Friday, January 7, 2011

Vectom - Rules of Mystery (1986)

The second time out, Vectom were down to just one pointy hooded figure on the album cover; its eyes glowing and its hands offering you a skull libation of blood, wine, or whatever their shared fantasy would allow (though it seems his fellow cultists might be off in the distance to the right, I am not sure). However, don't let this ritual reduction fool you into believing that the finished product is inferior to their debut Speed Revolution, because that is not in fact the case.
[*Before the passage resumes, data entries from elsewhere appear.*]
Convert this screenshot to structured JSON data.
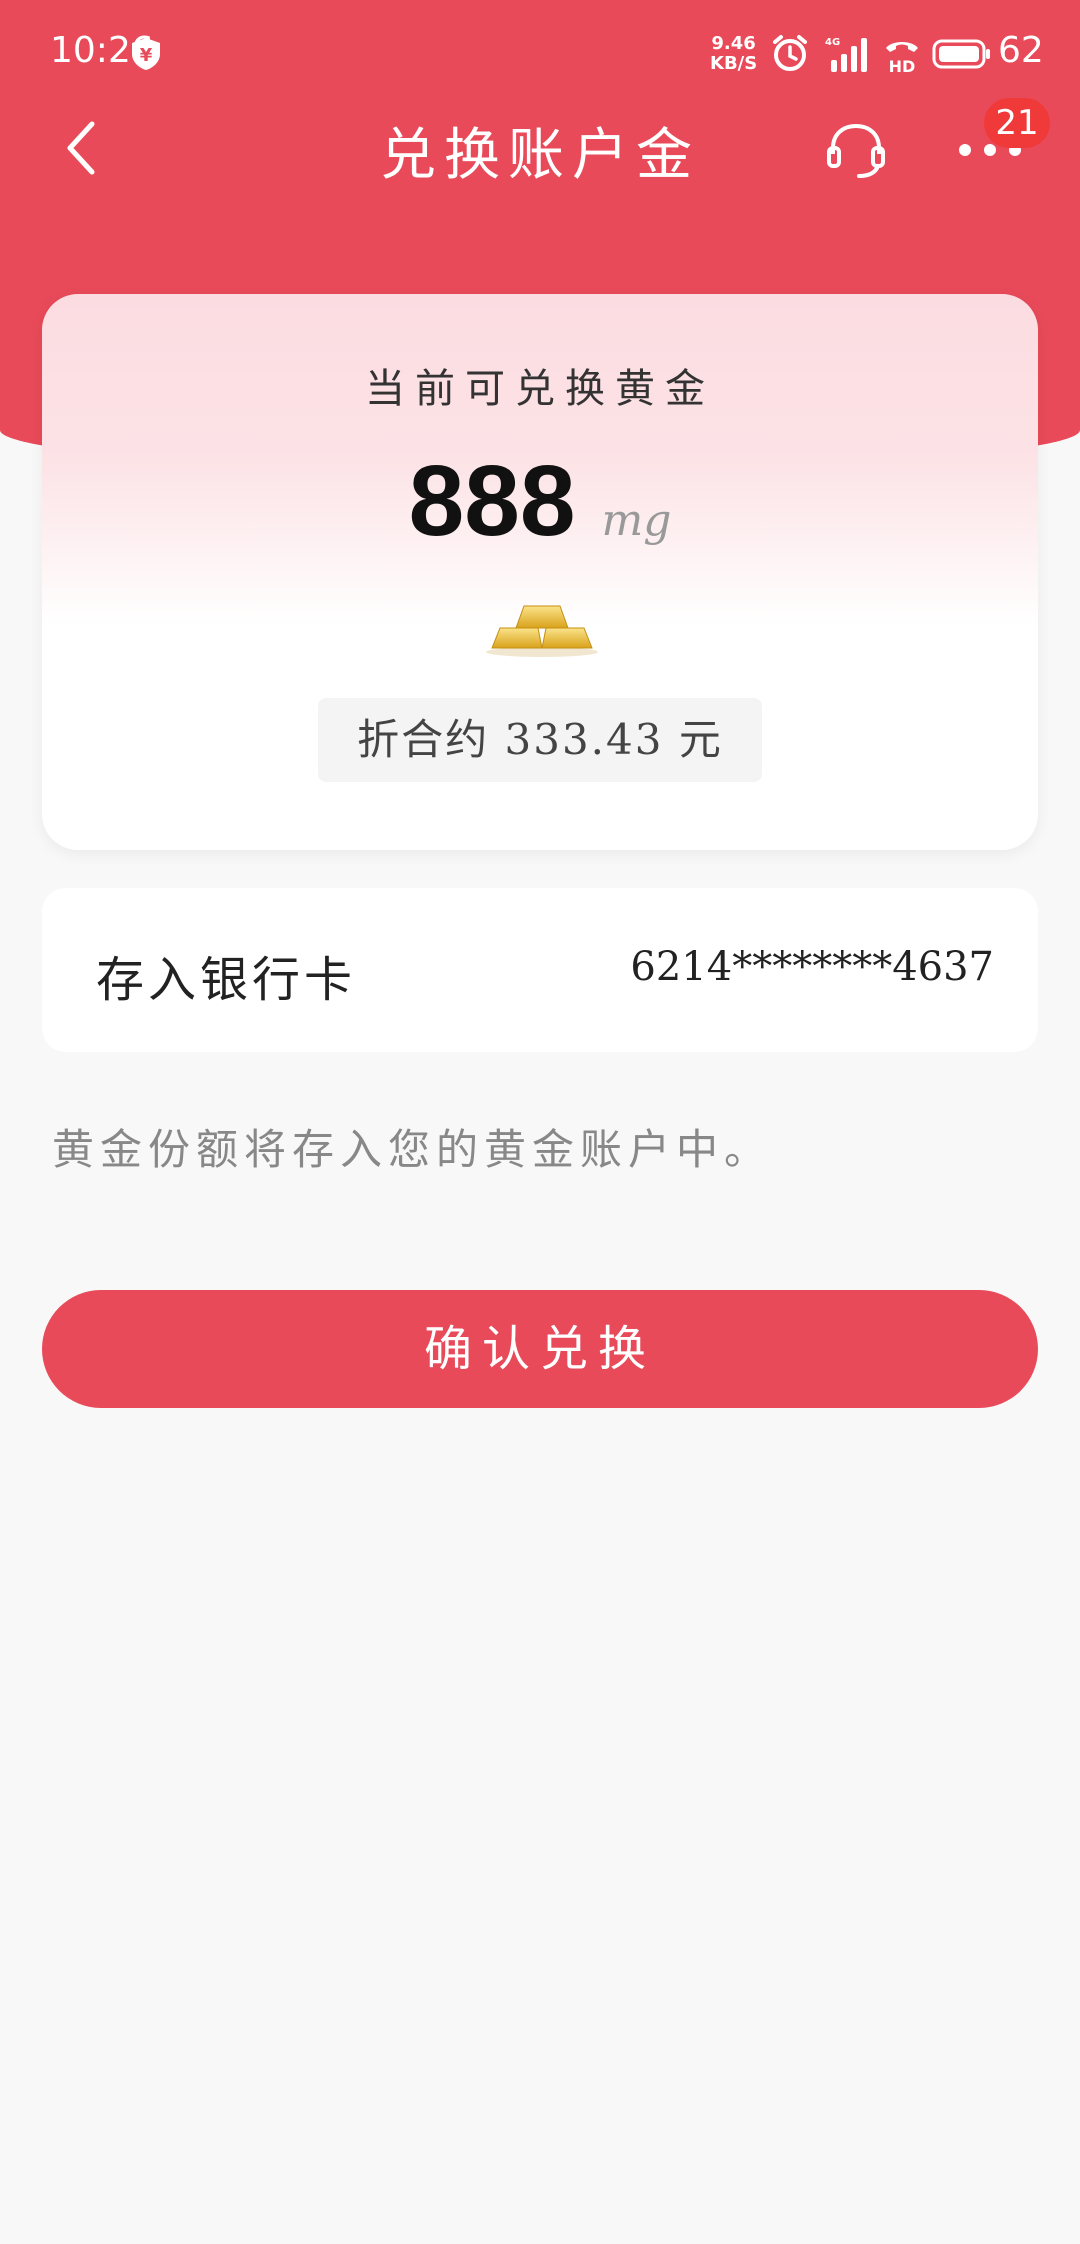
{
  "status_bar": {
    "time": "10:26",
    "net_speed_value": "9.46",
    "net_speed_unit": "KB/S",
    "network": "4G",
    "hd": "HD",
    "battery": "62"
  },
  "nav": {
    "title": "兑换账户金",
    "badge_count": "21"
  },
  "gold_card": {
    "title": "当前可兑换黄金",
    "amount": "888",
    "unit": "mg",
    "approx_text": "折合约 333.43 元"
  },
  "bank": {
    "label": "存入银行卡",
    "card_number": "6214********4637"
  },
  "note": "黄金份额将存入您的黄金账户中。",
  "confirm_button": "确认兑换",
  "colors": {
    "primary": "#e84a59",
    "background": "#f8f8f8",
    "badge": "#f03a3a"
  }
}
This album, Rules of Mystery, is cleaner and more refined, with more of a leaning towards melodic, memorable chorus parts and effective riffs instead of just endlessly jabbering on about Satan over mediocrity that only made Destruction and Iron Angel look better by comparison.
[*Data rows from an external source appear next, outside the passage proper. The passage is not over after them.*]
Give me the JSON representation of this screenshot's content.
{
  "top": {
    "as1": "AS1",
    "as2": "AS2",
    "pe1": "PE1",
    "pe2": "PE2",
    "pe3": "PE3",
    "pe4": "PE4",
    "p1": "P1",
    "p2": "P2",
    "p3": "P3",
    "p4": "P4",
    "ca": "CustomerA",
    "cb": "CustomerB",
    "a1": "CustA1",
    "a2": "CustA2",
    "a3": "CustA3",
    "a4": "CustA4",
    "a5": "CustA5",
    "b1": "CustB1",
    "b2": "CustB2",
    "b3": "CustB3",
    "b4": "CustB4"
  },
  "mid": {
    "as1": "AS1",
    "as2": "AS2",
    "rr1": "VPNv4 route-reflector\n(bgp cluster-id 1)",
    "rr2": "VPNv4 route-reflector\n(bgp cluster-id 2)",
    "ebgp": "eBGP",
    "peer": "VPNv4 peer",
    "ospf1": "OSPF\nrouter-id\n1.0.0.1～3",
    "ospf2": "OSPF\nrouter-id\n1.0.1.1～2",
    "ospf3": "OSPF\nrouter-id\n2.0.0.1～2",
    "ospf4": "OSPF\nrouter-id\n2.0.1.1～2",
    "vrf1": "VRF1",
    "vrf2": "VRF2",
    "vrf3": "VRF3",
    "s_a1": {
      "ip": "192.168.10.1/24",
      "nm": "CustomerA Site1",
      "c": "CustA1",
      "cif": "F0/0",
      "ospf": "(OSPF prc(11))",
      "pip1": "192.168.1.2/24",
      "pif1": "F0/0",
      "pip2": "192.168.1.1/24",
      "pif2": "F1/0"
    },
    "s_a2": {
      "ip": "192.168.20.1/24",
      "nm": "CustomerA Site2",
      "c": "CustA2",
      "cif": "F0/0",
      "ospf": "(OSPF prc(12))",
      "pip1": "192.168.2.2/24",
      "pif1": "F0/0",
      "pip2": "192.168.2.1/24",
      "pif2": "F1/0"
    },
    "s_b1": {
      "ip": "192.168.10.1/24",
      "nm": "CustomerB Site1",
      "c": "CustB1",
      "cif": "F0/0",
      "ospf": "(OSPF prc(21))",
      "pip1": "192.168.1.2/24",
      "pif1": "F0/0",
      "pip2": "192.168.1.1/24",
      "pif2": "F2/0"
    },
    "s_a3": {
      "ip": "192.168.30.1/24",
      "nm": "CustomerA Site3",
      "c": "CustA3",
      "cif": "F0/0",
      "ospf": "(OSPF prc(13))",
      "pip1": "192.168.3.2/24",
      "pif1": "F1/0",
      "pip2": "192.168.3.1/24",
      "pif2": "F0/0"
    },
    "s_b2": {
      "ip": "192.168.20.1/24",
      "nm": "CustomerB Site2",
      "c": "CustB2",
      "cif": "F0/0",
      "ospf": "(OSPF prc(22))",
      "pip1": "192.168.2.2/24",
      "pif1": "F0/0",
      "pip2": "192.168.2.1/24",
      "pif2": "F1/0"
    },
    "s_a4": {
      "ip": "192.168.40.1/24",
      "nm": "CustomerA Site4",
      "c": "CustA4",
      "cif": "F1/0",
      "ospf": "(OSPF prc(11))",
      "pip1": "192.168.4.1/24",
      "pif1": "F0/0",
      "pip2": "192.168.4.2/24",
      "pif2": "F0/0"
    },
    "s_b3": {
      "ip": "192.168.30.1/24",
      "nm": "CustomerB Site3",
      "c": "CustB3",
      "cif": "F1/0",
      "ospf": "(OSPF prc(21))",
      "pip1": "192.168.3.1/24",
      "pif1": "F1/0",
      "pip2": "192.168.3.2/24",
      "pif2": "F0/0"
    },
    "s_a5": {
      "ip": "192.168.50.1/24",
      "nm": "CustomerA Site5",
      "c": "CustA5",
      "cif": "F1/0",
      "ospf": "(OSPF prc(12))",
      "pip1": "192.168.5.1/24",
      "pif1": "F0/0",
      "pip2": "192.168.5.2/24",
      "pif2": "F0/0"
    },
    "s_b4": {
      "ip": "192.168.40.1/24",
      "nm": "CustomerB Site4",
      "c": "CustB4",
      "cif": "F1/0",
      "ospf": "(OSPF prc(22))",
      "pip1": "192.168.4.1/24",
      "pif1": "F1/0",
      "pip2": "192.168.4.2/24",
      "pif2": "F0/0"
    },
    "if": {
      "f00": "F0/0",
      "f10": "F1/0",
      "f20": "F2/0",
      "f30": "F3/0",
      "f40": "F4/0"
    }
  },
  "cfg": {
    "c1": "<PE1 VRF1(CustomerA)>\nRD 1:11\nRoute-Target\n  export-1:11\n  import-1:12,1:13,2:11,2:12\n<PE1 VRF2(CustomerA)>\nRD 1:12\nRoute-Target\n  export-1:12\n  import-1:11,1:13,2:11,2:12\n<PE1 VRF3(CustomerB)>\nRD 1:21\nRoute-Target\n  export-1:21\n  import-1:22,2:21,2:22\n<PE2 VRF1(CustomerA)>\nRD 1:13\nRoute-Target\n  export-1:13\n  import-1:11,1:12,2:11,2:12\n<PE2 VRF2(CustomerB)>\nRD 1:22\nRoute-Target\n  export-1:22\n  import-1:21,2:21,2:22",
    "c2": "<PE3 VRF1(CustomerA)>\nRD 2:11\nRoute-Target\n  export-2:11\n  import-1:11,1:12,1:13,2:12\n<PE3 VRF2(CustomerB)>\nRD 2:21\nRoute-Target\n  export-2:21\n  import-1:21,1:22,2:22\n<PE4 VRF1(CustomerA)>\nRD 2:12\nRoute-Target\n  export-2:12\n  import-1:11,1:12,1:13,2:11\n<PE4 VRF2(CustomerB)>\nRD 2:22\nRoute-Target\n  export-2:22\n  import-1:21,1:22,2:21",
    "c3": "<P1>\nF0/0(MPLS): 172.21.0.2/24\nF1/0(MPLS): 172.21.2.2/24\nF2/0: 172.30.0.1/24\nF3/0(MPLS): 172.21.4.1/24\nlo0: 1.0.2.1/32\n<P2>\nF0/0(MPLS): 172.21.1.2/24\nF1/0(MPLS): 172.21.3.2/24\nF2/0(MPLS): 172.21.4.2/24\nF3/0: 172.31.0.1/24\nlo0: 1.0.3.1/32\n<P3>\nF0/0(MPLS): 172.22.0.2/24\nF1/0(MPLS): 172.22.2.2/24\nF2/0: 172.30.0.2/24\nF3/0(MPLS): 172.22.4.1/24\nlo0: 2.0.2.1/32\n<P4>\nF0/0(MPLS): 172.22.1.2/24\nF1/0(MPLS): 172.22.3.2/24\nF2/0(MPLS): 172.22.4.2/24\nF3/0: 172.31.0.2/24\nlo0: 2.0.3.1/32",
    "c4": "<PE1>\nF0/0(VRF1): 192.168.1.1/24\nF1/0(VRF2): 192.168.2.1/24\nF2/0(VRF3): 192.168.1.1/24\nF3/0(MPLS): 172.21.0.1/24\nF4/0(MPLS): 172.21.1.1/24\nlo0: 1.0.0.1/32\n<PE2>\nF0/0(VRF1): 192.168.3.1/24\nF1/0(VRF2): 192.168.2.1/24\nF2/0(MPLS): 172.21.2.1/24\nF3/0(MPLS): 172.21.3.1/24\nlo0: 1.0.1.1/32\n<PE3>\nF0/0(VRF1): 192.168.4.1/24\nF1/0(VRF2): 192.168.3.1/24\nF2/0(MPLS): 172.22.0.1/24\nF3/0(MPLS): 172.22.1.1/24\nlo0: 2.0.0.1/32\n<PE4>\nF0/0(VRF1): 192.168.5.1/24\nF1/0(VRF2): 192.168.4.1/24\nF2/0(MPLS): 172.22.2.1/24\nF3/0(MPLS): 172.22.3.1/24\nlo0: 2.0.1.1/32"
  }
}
No, Rules of Mystery is far from perfect, and in fact I wouldn't even qualify it as very 'good', but I would be lying to admit that it didn't evoke more headbanging moments than its predecessor. This is no Hellish Crossfire, and no Reign of Fear, but it definitely channels a similar aesthetic that fans of either might appreciate, at least in the better songs. "Prisoner's Back" is one such gem, a straight forward speedster with rumbling drums, airy production, wailing, accented vocals and cutting solos. Had the rest of the album retained this general level of fortitude and quality, it would likely remain a cult classic. But from this point on, the standouts are few and far between. "Metallic War" has a nice bounce to its trotting riffs, but "Outlaw" feels like a sloppy attempt at writing an early power metal hymn ala Running Wild. "Caught by Insanity" is an attention grabber with its atmospheric, backing chant vocals, and the dingy, opening guitar melodies, but its not solid through and through, and the finale "Evil Run" seems like it will build into something impressive, but doesn't really pan out.
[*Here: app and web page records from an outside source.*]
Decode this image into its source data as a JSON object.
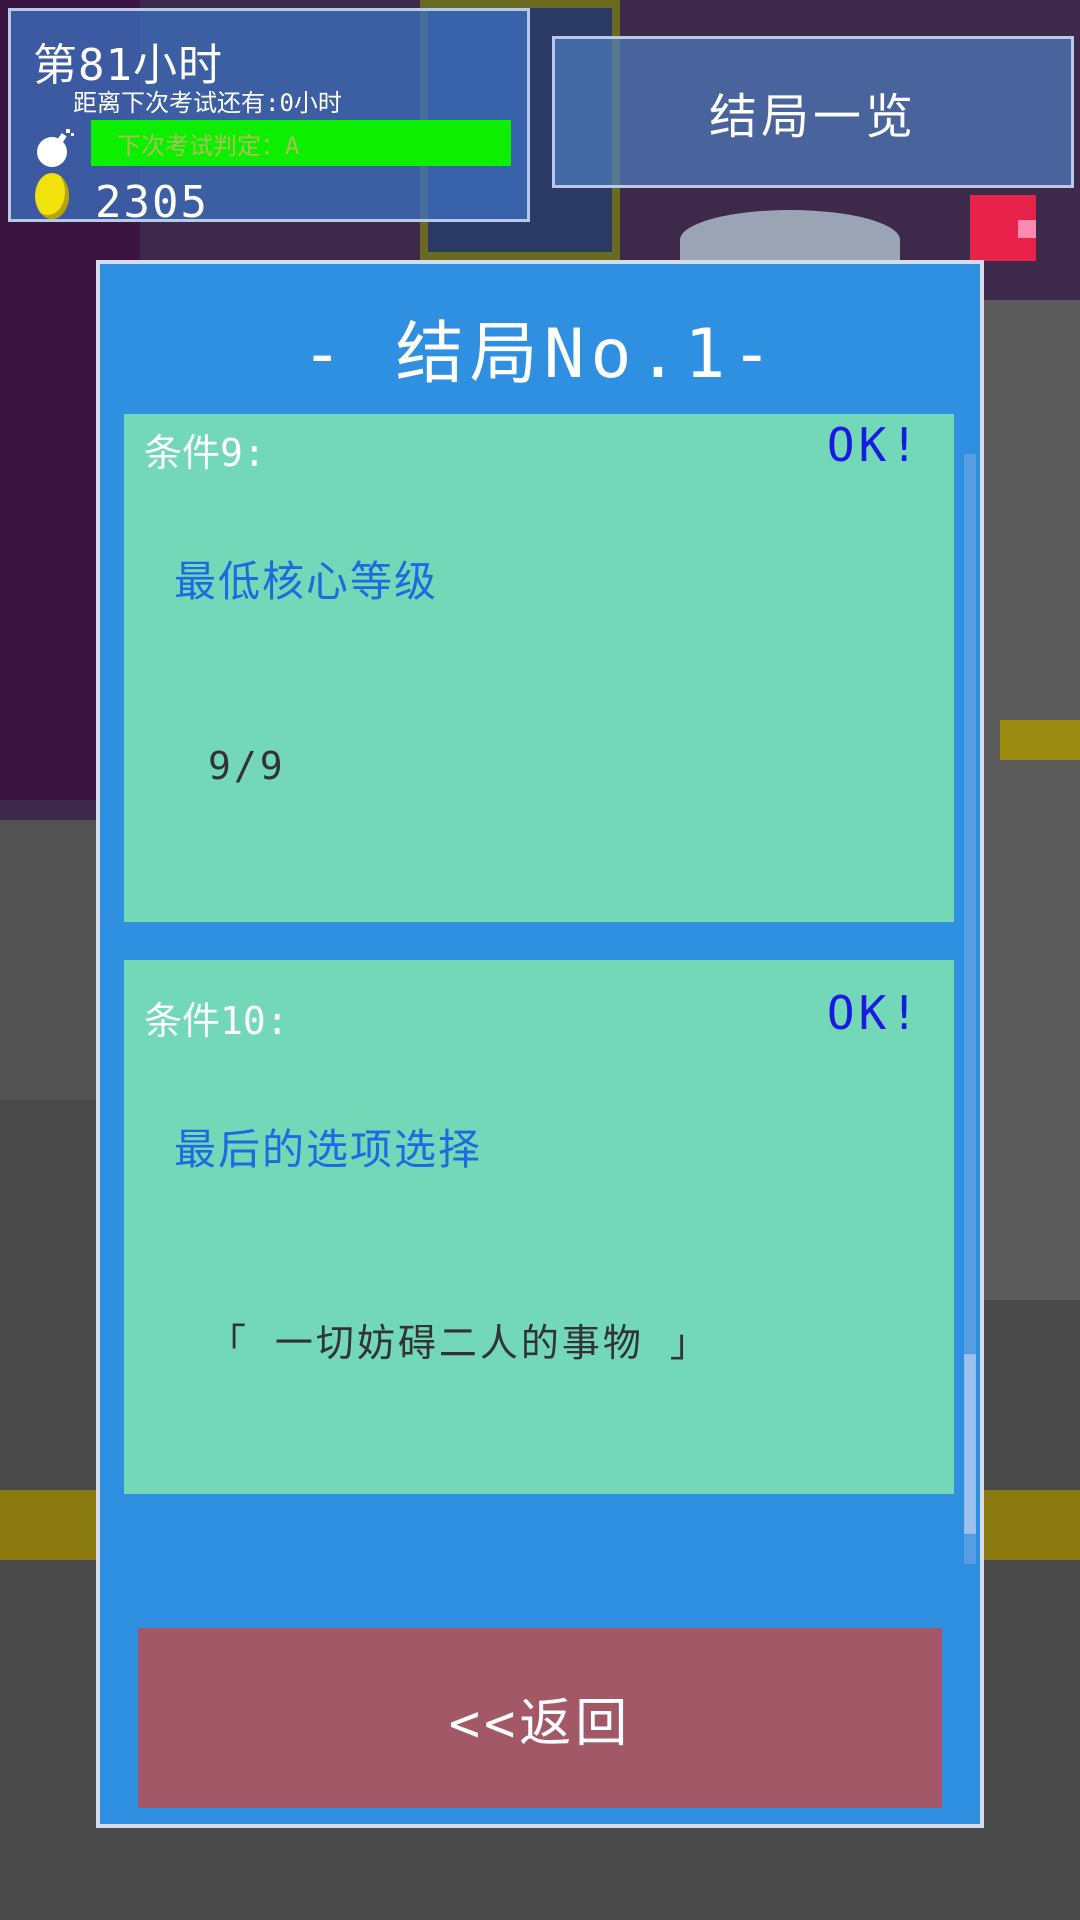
{
  "hud": {
    "hour": "第81小时",
    "exam_countdown": "距离下次考试还有:0小时",
    "exam_grade": "下次考试判定：A",
    "gold": "2305"
  },
  "top_button": {
    "label": "结局一览"
  },
  "panel": {
    "title": "- 结局No.1-",
    "conditions": [
      {
        "label": "条件9:",
        "status": "OK!",
        "name": "最低核心等级",
        "value": "9/9"
      },
      {
        "label": "条件10:",
        "status": "OK!",
        "name": "最后的选项选择",
        "value": "「 一切妨碍二人的事物 」"
      }
    ],
    "back_label": "<<返回"
  },
  "colors": {
    "panel_bg": "#2f8fe0",
    "card_bg": "#72d8b8",
    "ok_text": "#1a1ae0",
    "condition_name": "#1e6ae0",
    "back_button": "#a35868",
    "grade_bar": "#0cf000"
  },
  "icons": [
    "bomb-icon",
    "coin-icon"
  ]
}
Still, despite its consistencies, I'd take this over Speed Revolution any day. It's not as lethal or aggressive sounding, but the songs feel more distinct and better up to the task of contending with the band's mighty peers, who were at this time releasing albums like Zombie Attack, Pleasure to Kill and Reign of Fear and securing their positions in metal infamy. Vectom were obviously not at the same level, but I get the feeling that had their career continued beyond Rules of Mystery, they might have had something of worth to offer. Alas, the brief legacy ended here, before their prime, and at best this is the sort of album one might turn to if they're craving that authentic German speed of the mid-80s, before the dawning of tech-thrash monsters began to shift the entire landscape to something more divine, and mindless of its lack of truly memorable tunes.

Verdict: Indifference [6.25/10]

No comments: